Born in the Bedford-Stuyvesant section of Brooklyn, Richie Havens moved to Greenwich Village in 1961 in time to get in on the folk boom then taking place. Havens had a distinctive style as a folksinger, appearing in such clubs as the Cafe Wha? His guitar set to an opening tuning, he would strum it while barring chords with his thumb, using it essentially as percussion while singing rhythmically in a gruff voice for a mesmerizing effect. Havens was signed to Douglas Records in 1965 and recorded two albums that gained him a local following. In 1967, the Verve division of MGM Records formed a folk section (Verve Forecast) and signed Havens and other folk-based performers.
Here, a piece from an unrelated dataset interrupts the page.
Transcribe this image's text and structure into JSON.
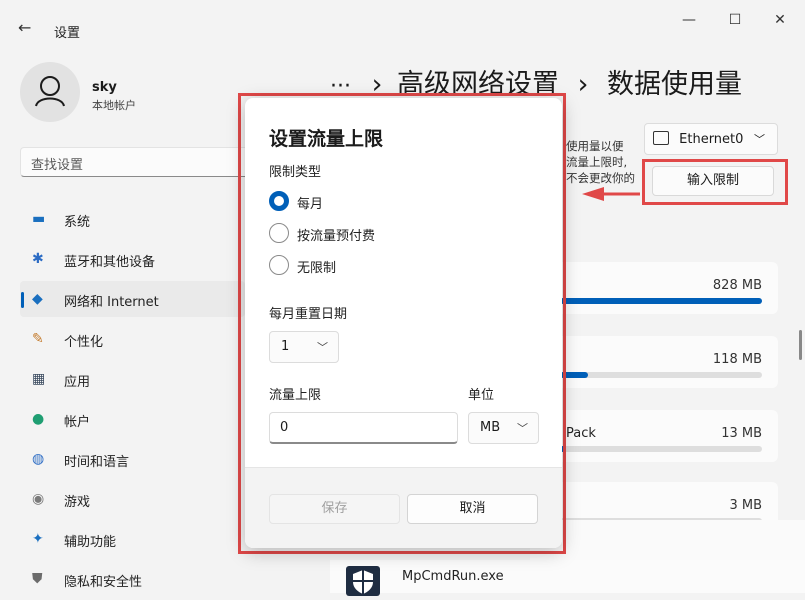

The result was Havens' third album, Mixed Bag. It wasn't until 1968 and the Something Else Again album, however, that Havens began to hit the charts — actually, Havens' fourth, third, and second albums charted that year, in that order. In 1969 came the double album Richard P. Havens 1983.
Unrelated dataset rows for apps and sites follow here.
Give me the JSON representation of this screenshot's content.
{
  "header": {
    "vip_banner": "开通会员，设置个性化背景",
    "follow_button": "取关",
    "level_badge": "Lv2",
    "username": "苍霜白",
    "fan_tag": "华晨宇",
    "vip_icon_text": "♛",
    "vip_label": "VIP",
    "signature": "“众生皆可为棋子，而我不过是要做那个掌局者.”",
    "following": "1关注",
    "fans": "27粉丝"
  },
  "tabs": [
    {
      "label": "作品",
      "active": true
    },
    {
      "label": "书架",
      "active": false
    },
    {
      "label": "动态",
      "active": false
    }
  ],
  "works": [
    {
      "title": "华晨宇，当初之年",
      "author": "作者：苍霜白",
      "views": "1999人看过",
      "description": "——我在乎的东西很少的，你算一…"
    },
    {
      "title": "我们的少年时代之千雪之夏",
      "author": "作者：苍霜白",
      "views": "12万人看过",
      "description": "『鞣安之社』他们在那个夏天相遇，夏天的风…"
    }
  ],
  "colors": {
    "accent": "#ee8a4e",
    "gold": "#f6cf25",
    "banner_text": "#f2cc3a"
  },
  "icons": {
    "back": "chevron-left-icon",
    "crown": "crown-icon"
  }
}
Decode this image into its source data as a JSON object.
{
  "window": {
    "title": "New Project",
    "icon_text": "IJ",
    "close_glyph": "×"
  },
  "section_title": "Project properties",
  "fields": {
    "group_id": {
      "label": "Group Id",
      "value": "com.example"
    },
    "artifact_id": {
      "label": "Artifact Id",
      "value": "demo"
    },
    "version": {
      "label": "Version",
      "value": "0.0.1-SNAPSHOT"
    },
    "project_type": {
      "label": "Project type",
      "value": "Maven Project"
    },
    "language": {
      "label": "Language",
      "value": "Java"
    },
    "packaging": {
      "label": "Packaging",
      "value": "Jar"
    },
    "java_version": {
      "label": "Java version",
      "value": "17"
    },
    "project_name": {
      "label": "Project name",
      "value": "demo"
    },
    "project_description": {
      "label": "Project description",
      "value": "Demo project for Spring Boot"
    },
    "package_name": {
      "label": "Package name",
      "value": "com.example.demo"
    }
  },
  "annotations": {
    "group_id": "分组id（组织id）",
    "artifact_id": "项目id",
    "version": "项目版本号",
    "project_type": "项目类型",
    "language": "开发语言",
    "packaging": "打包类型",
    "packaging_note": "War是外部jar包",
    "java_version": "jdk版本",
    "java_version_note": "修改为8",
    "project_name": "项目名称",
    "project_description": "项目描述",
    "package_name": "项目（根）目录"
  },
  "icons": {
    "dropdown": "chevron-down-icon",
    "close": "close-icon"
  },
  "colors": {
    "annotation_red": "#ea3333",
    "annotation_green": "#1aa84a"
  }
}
Havens' career benefited enormously from his appearance at the Woodstock festival in 1969 and his subsequent featured role in the movie and album made from the concert in 1970. His first album after that exposure, Alarm Clock, made the Top 30 and produced a Top 20 single in "Here Comes the Sun." These recordings were Havens' commercial high-water mark, but by this time he had become an international touring success. By the end of the '70s, he had abandoned recording and turned entirely to live work. Havens came back to records with a flurry of releases in 1987: a new album, Simple Things; an album of Bob Dylan and Beatles covers; and a compilation. In 1991, Havens signed his first major-label deal in 15 years when he moved to Sony Music and released Now. Nobody Left to Crown was issued by Verve Forecast in 2008. Havens died of a heart attack at his home in Jersey City, New Jersey in April 2013; he was 72 years old. ~ William Ruhlmann